The Anthropocene? Planet Earth in the Age of Humans (AAA)

Posted on October 16, 2012 by Joslyn O.

Today’s guest blog post is by AAA member Shirley J Fiske. Fiske is an environmental anthropologist and Research Professor at University of Maryland’s College Park campus.  She is the Chair of the American Anthropological Association ’s task force on Global Climate Change. 

The first in a series of Grand Challenges symposia organized by the Smithsonian for the public (at least the highly educated, concerned public from what I could tell)—a full day with stellar speakers and response panels.  Invigorating discussion and ideas.  Kudos!  Many well-known names Charles Mann (1491, 1493 ), Richard Alley, Andrew Revkin, Senator Tim Wirth and incredibly moving & convincing presentation by photographer Chris Jordan whose images of “the infrastructure of our mass consumption” are familiar to many – as well as his photos of the stomach contents of dead baby Albatrosses on Midway Island, showing them starved with their bellies full of plastic debris.

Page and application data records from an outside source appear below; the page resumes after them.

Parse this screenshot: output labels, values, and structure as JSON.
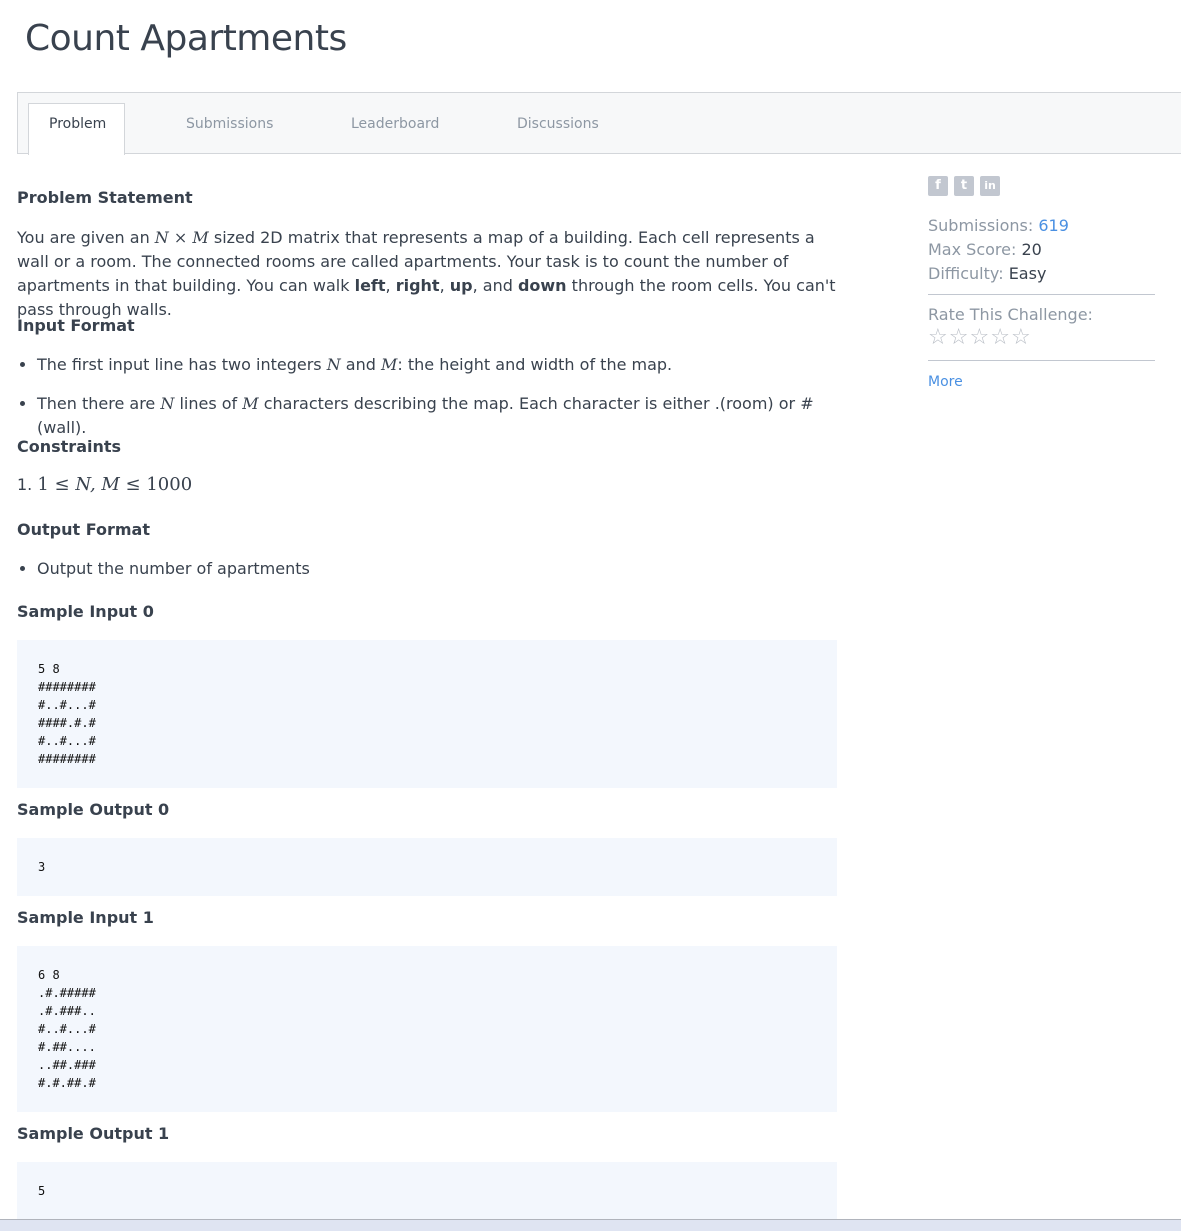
{
  "title": "Count Apartments",
  "tabs": [
    "Problem",
    "Submissions",
    "Leaderboard",
    "Discussions"
  ],
  "statement": {
    "heading": "Problem Statement",
    "p1": [
      "You are given an ",
      "N × M",
      " sized 2D matrix that represents a map of a building. Each cell represents a wall or a room. The connected rooms are called apartments. Your task is to count the number of apartments in that building. You can walk ",
      "left",
      ", ",
      "right",
      ", ",
      "up",
      ", and ",
      "down",
      " through the room cells. You can't pass through walls."
    ],
    "input_heading": "Input Format",
    "input_items": [
      [
        "The first input line has two integers ",
        "N",
        " and ",
        "M",
        ": the height and width of the map."
      ],
      [
        "Then there are ",
        "N",
        " lines of ",
        "M",
        " characters describing the map. Each character is either .(room) or #(wall)."
      ]
    ],
    "constraints_heading": "Constraints",
    "constraint": [
      "1. ",
      "1 ≤ ",
      "N, M",
      " ≤ 1000"
    ],
    "output_heading": "Output Format",
    "output_item": "Output the number of apartments",
    "samples": [
      {
        "label": "Sample Input 0",
        "text": "5 8\n########\n#..#...#\n####.#.#\n#..#...#\n########"
      },
      {
        "label": "Sample Output 0",
        "text": "3"
      },
      {
        "label": "Sample Input 1",
        "text": "6 8\n.#.#####\n.#.###..\n#..#...#\n#.##....\n..##.###\n#.#.##.#"
      },
      {
        "label": "Sample Output 1",
        "text": "5"
      }
    ]
  },
  "sidebar": {
    "social": [
      "f",
      "t",
      "in"
    ],
    "submissions_label": "Submissions:",
    "submissions": "619",
    "max_score_label": "Max Score:",
    "max_score": "20",
    "difficulty_label": "Difficulty:",
    "difficulty": "Easy",
    "rate_label": "Rate This Challenge:",
    "rating": 0,
    "rating_max": 5,
    "more": "More"
  },
  "colors": {
    "accent": "#4a90e2",
    "code_bg": "#f3f7fd"
  }
}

Environmental humanities were well-represented and exciting, but the social sciences less so – disappointingly, economist Sabine O’Hara did nothing to illuminated the human aspects of the changes in the Anthropocene but chose to talk about “internalizing the economy.”  However, two archaeologists, both at the Smithsonian, did an excellent job as panelists-rapporteurs, ensuring that the audience kept the long dimension of human evolution and development in mind.  Rick Potts, (National Museum of Natural History, Human Origins Program Director), a paleo-anthropologist, offered a tantalizing insight, roughly paraphrased as a lot of change took place during periods of high climate variability (unstable periods)—such as innovations in lithic technology and other things.  He also stated that he’s in the process of getting a long core that will show us 500,000 years of climate change in East Africa during the time period of the development of our species.  Torben C. Rick (NMNH Director of the Program in Human Ecology and Archaeobiology)  focused on the “mid-term time frame”—the last 1,000 years!  and offered that sustainability rests on reconciling the short term developments with long term cycles.  The last 10,000 years has been a series of changes, re-organizations—not collapses.

The symposium was titled as a declarative, but there was a necessary and good discussion about whether naming it the Anthropocene showed abundant human hubris in our assumed agency in changing the world and the course of the earth .  In that vein, some concluded that whatever we do at this point won’t have any effect on the ‘big picture’ of the earth’s 4-billion year existence and that the Anthropocene is wrongly named.  Highlights and some familiar assumptions, brought to the fore, were that nature can no longer be studied in isolation from humans and human systems. (check!), that ‘homogenization’ of the planet started well before the industrial revolution (Mann), that we’re the first species that recognizes who recognizes that we’re having a global impact (compared with, say, cyanobacteria);  and that we need to move away from trying to “manage” the system and focus on monitoring and adapting;  the recognition that science-based decision have inherently imbedded values within them  (Revkin).

Richard Alley has re-focused his energy onto renewables, pointing out that is the direction we need to go, that all the easy oil is gone.  His talk made abundantly clear that the argument that encouraging renewable energy means loss of jobs is a blatant red herring; that the way to start such a massive transformation is to jettison the dirtiest and most dangerous (i.e. the work of coal mining is one of the most dangerous jobs in the US) of fossil fuel resources, coal, and develop the others.  He de-bunked the ‘myth of intermittency’ (my words) with wind and solar energy quite effectively.  One of the panelists aptly said Alley is a “radical center of an environmental view of the world.”  Glad to have him there.

The culture concept was constantly invoked, as it is almost universally these days.  “How do we change culture?”   (away from consumption, from “need,” from capitalism or communism)  The most insightful answers (although not necessarily action-oriented) came from photographer Chris Jordan, who argued that we should do essentially nothing, in the short term;  we should let our human-created disaster settle in and we should grieve.  It is only by grieving fully that we will reconnect with our spiritual side and with love, the fundamental emotion of humans.  The symposium was organized to begin a dialogue around the meaning of the Anthropocene, and it accomplished those goals.  The symposium led me to conclude, similar to one of the speakers (Alley?) who said that the meaning of the Anthropocene is ethical and moral – how do we want the future to look and what can we do with the knowledge we have?